Kumbh Mela, Allahabad, India 2013.. When the riverbanks turned into effervescent, mythical and mystical religious pageant of million voices, chiming temple bells, strains of prayers and discourses against the backdrop of rising sun.
Allahabad is my hometown and in 2013 I joined nearly 120 million, from all over the world, congregating to purify themselves with a dip in the confluence or sangam of Ganga, Yamuna and the invisible Saraswati.
Mark Twain, American author, had visited the Kumbh at Allahabad in 1895 and like him, I too, marvelled at “…the power of a faith, that can make multitudes of the old and weak and the young and frail enter without hesitation or complaint upon such incredible journeys and endure the resultant miseries without repining. It is done in love, or it is done in fear; I do not know which it is. No matter what the impulse is, the act born of it is beyond imagination….”
According to Hindu mythology the origin of Kumbh Mela centers on the legend of Samudra Manthan, (churning of the waters), in search of the pitcher or Kumbh filled with holy nectar or amrita.

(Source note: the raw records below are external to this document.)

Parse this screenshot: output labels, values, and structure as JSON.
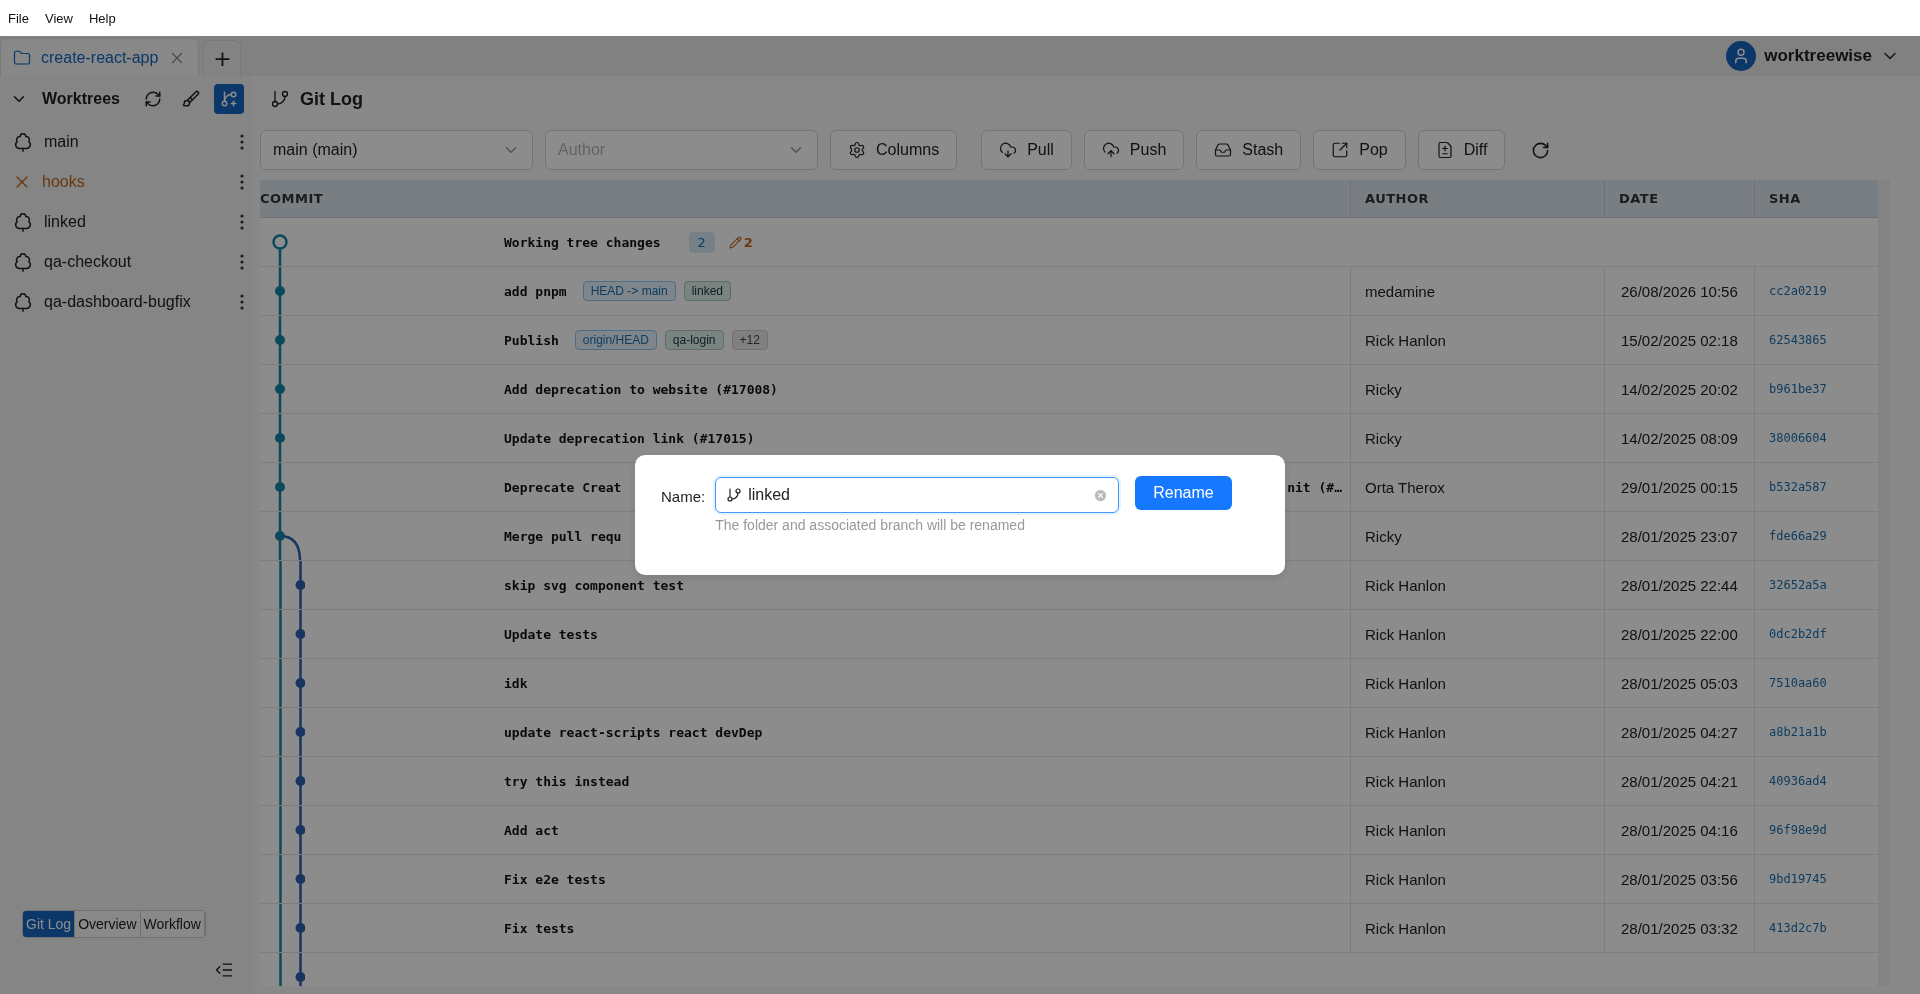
{
  "menu": [
    "File",
    "View",
    "Help"
  ],
  "tabs": [
    {
      "label": "create-react-app",
      "selected": true
    }
  ],
  "add_tab": "+",
  "user": {
    "name": "worktreewise"
  },
  "sidebar": {
    "title": "Worktrees",
    "expanded": true,
    "items": [
      {
        "label": "main",
        "missing": false
      },
      {
        "label": "hooks",
        "missing": true
      },
      {
        "label": "linked",
        "missing": false
      },
      {
        "label": "qa-checkout",
        "missing": false
      },
      {
        "label": "qa-dashboard-bugfix",
        "missing": false
      }
    ],
    "views": [
      {
        "label": "Git Log",
        "selected": true
      },
      {
        "label": "Overview",
        "selected": false
      },
      {
        "label": "Workflow",
        "selected": false
      }
    ]
  },
  "heading": "Git Log",
  "toolbar": {
    "branch": "main (main)",
    "author_placeholder": "Author",
    "buttons": [
      {
        "kind": "columns",
        "label": "Columns"
      },
      {
        "kind": "pull",
        "label": "Pull"
      },
      {
        "kind": "push",
        "label": "Push"
      },
      {
        "kind": "stash",
        "label": "Stash"
      },
      {
        "kind": "pop",
        "label": "Pop"
      },
      {
        "kind": "diff",
        "label": "Diff"
      }
    ]
  },
  "table": {
    "columns": [
      "COMMIT",
      "AUTHOR",
      "DATE",
      "SHA"
    ],
    "rows": [
      {
        "kind": "working",
        "message": "Working tree changes",
        "staged": "2",
        "edited": "2"
      },
      {
        "kind": "main",
        "message": "add pnpm",
        "tags": [
          {
            "label": "HEAD -> main",
            "kind": "head"
          },
          {
            "label": "linked",
            "kind": "local"
          }
        ],
        "author": "medamine",
        "date": "26/08/2026 10:56",
        "sha": "cc2a0219"
      },
      {
        "kind": "main",
        "message": "Publish",
        "tags": [
          {
            "label": "origin/HEAD",
            "kind": "remote"
          },
          {
            "label": "qa-login",
            "kind": "local"
          },
          {
            "label": "+12",
            "kind": "more"
          }
        ],
        "author": "Rick Hanlon",
        "date": "15/02/2025 02:18",
        "sha": "62543865"
      },
      {
        "kind": "main",
        "message": "Add deprecation to website (#17008)",
        "author": "Ricky",
        "date": "14/02/2025 20:02",
        "sha": "b961be37"
      },
      {
        "kind": "main",
        "message": "Update deprecation link (#17015)",
        "author": "Ricky",
        "date": "14/02/2025 08:09",
        "sha": "38006604"
      },
      {
        "kind": "main",
        "message": "Deprecate Creat",
        "tail": "nit (#…",
        "author": "Orta Therox",
        "date": "29/01/2025 00:15",
        "sha": "b532a587"
      },
      {
        "kind": "merge",
        "message": "Merge pull requ",
        "author": "Ricky",
        "date": "28/01/2025 23:07",
        "sha": "fde66a29"
      },
      {
        "kind": "branch",
        "message": "skip svg component test",
        "author": "Rick Hanlon",
        "date": "28/01/2025 22:44",
        "sha": "32652a5a"
      },
      {
        "kind": "branch",
        "message": "Update tests",
        "author": "Rick Hanlon",
        "date": "28/01/2025 22:00",
        "sha": "0dc2b2df"
      },
      {
        "kind": "branch",
        "message": "idk",
        "author": "Rick Hanlon",
        "date": "28/01/2025 05:03",
        "sha": "7510aa60"
      },
      {
        "kind": "branch",
        "message": "update react-scripts react devDep",
        "author": "Rick Hanlon",
        "date": "28/01/2025 04:27",
        "sha": "a8b21a1b"
      },
      {
        "kind": "branch",
        "message": "try this instead",
        "author": "Rick Hanlon",
        "date": "28/01/2025 04:21",
        "sha": "40936ad4"
      },
      {
        "kind": "branch",
        "message": "Add act",
        "author": "Rick Hanlon",
        "date": "28/01/2025 04:16",
        "sha": "96f98e9d"
      },
      {
        "kind": "branch",
        "message": "Fix e2e tests",
        "author": "Rick Hanlon",
        "date": "28/01/2025 03:56",
        "sha": "9bd19745"
      },
      {
        "kind": "branch",
        "message": "Fix tests",
        "author": "Rick Hanlon",
        "date": "28/01/2025 03:32",
        "sha": "413d2c7b"
      }
    ]
  },
  "dialog": {
    "label": "Name:",
    "value": "linked",
    "hint": "The folder and associated branch will be renamed",
    "button": "Rename"
  }
}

The Devas (gods) and Asuras (evil people) both claimed the pitcher and to prevent the Asuras from drinking the holy nectar of immortality one of the gods flew away with the pitcher and in process four drops fell on earth, Hardwar, Allahabad, Ujjain and Nasik, deeming them holy places.
The Kumbh Melas are held every 12 years in rotation: River Ganga in Haridwar; the confluence of Ganga, Yamuna and mythical Saraswati at Allahabad; the Godavari at Nashik and River Shipra at Ujjain (Central India). The Melas stretch over two months with auspicious bathing dates, though one can take a dip in the sacred waters everyday, to purify themselves of worldly sins.